Hispanics are having a larger influence on new vehicle sales growth, and aside from Detroit Three trucks predominantly bought Asian vehicles.

IHS projections for domestic versus import auto sales in the U.S. (Provided by IHS via Auto Care Association)

Trump’s platform has stressed jobs, and lightweighting might very well be creating them (though there’s also the possibility government penalties on OEMs would cancel out job gains).

Lisa Katz of the Workforce Intelligence Network for Southeast Michigan — that’s the Detroit area — proposed lightweighting as a job creator for the region in a 2013 Crain’s Detroit Business piece. The Center for Automotive Research observed in 2011 that “the automotive industry values the knowledge and skills of those who work directly with materials.”

“The decrease in automotive jobs related to materials was far less severe than those related to manufactured parts,” it continued, an apparent reference to the recession last decade.

Trump’s platform still called for environmental protection and energy independence. His energy position includes stances such as:

  • “Make America energy independent, create millions of new jobs, and protect clean air and clean water.”
  • “Become, and stay, totally independent of any need to import energy from the OPEC cartel or any nations hostile to our interests.”

More information:

“Donald Trump’s Victory Unsettles Car-Mileage Debate”

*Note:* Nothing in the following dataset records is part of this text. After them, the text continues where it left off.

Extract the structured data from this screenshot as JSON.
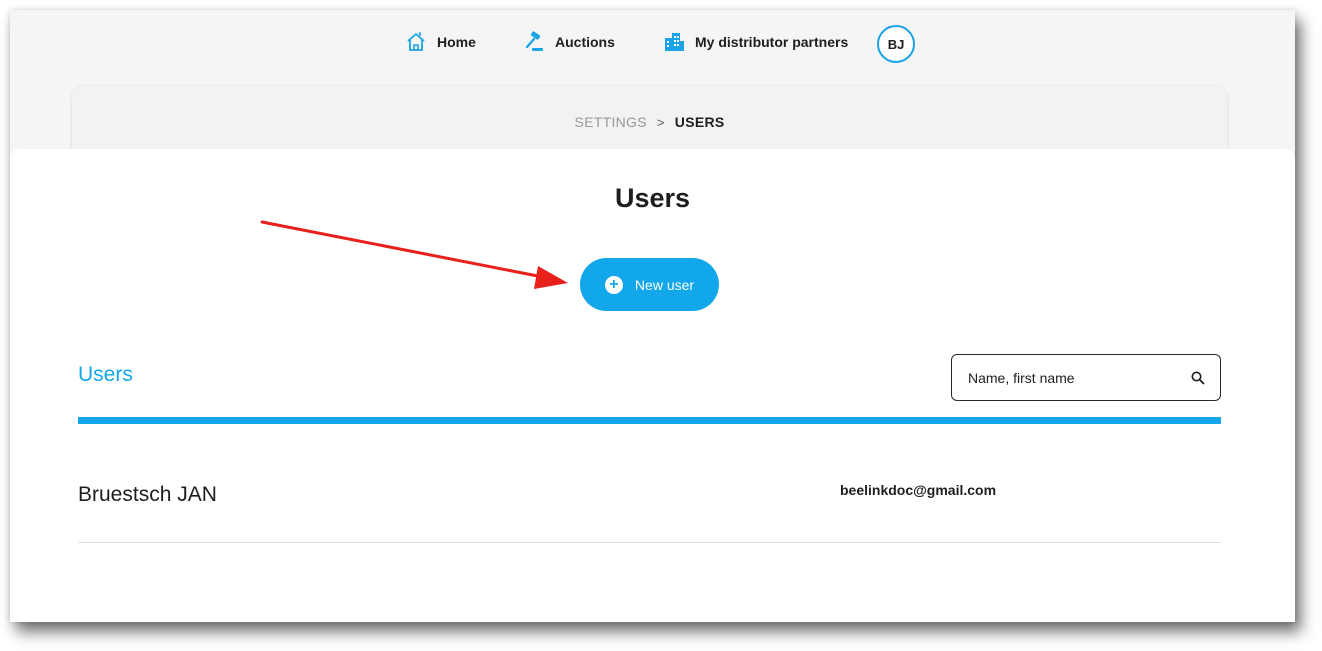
{
  "nav": {
    "home_label": "Home",
    "auctions_label": "Auctions",
    "partners_label": "My distributor partners",
    "avatar_initials": "BJ",
    "icon_color": "#1aa3e6"
  },
  "breadcrumb": {
    "parent": "SETTINGS",
    "separator": ">",
    "current": "USERS"
  },
  "page": {
    "title": "Users"
  },
  "actions": {
    "new_user_label": "New user",
    "accent_color": "#12a7ea"
  },
  "users_section": {
    "title": "Users",
    "search_placeholder": "Name, first name",
    "rows": [
      {
        "name": "Bruestsch JAN",
        "email": "beelinkdoc@gmail.com"
      }
    ]
  },
  "annotation": {
    "arrow_color": "#e8201c",
    "points_to": "new-user-button"
  }
}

Wall Street Journal, Nov. 9, 2016

“Survey: Strong Public Support for Improving Fuel Economy In New Vehicles”

Consumers Union, June 22, 2016

Trump campaign website policy stances

Images:

Republican presidential candidate Donald Trump speaks Sept. 9, 2016. (mphillips007/iStock)

 

September 2015 CAFE-adjusted chart from the International Council on Clean Transportation. (Provided by ICCT)

IHS projections for domestic versus import auto sales in the U.S. (Provided by IHS via Auto Care Association)